What lines below contain the string "illustration"? List them all.

Extracted records
========
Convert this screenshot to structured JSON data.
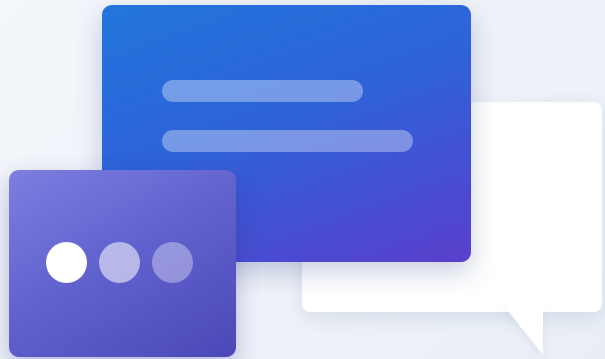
{
  "illustration": {
    "description_type": "chat-messaging-illustration",
    "colors": {
      "background": "#eef2f8",
      "blue_card_start": "#2275dc",
      "blue_card_end": "#5a3fcb",
      "purple_card_start": "#7d7ee0",
      "purple_card_end": "#4c47b8",
      "white_bubble": "#ffffff"
    },
    "icons": {
      "blue_card": "message-card-icon",
      "purple_card": "typing-indicator-icon",
      "white_bubble": "speech-bubble-icon"
    },
    "typing_dots": [
      {
        "name": "typing-dot-1",
        "opacity": 1.0
      },
      {
        "name": "typing-dot-2",
        "opacity": 0.55
      },
      {
        "name": "typing-dot-3",
        "opacity": 0.35
      }
    ],
    "text_placeholder_lines": 2
  }
}
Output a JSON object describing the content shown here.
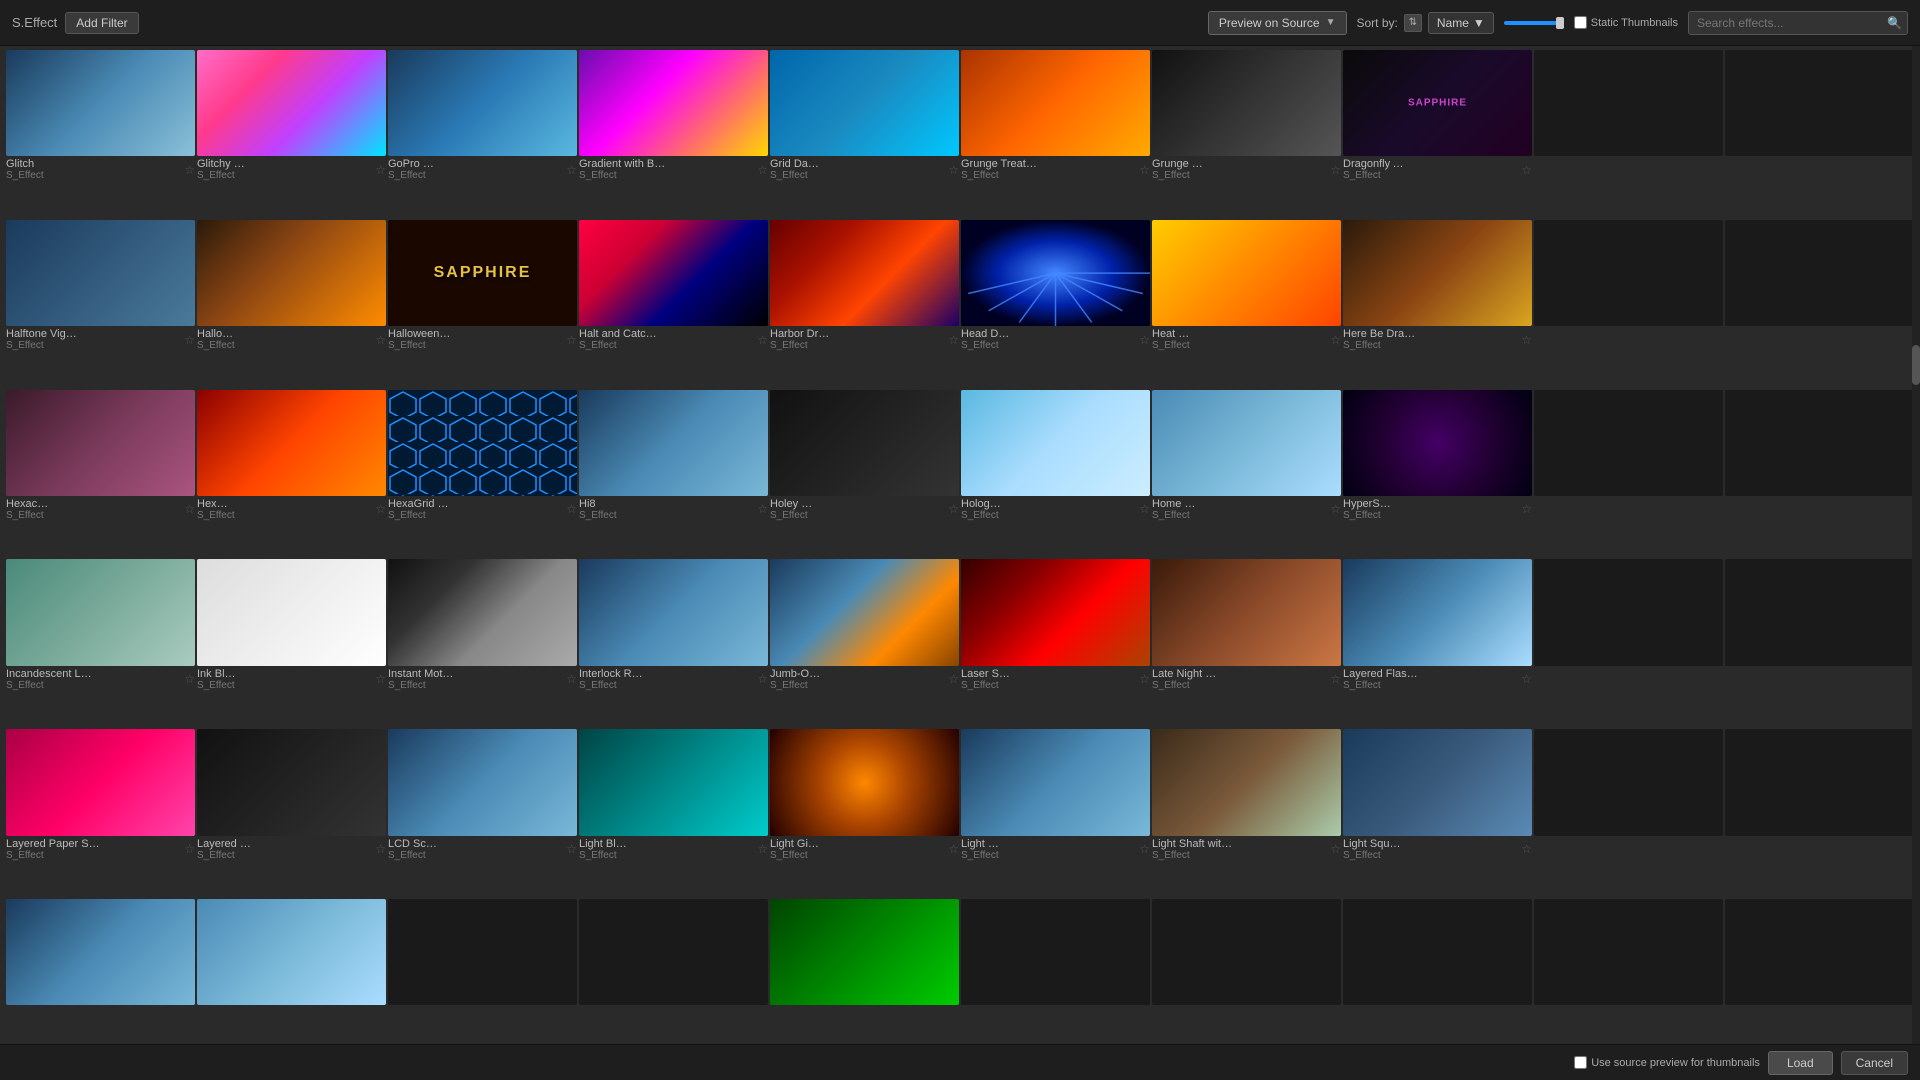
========
Exercise result
  "illustration": {
    "description_type": "chat-messaging-illustration",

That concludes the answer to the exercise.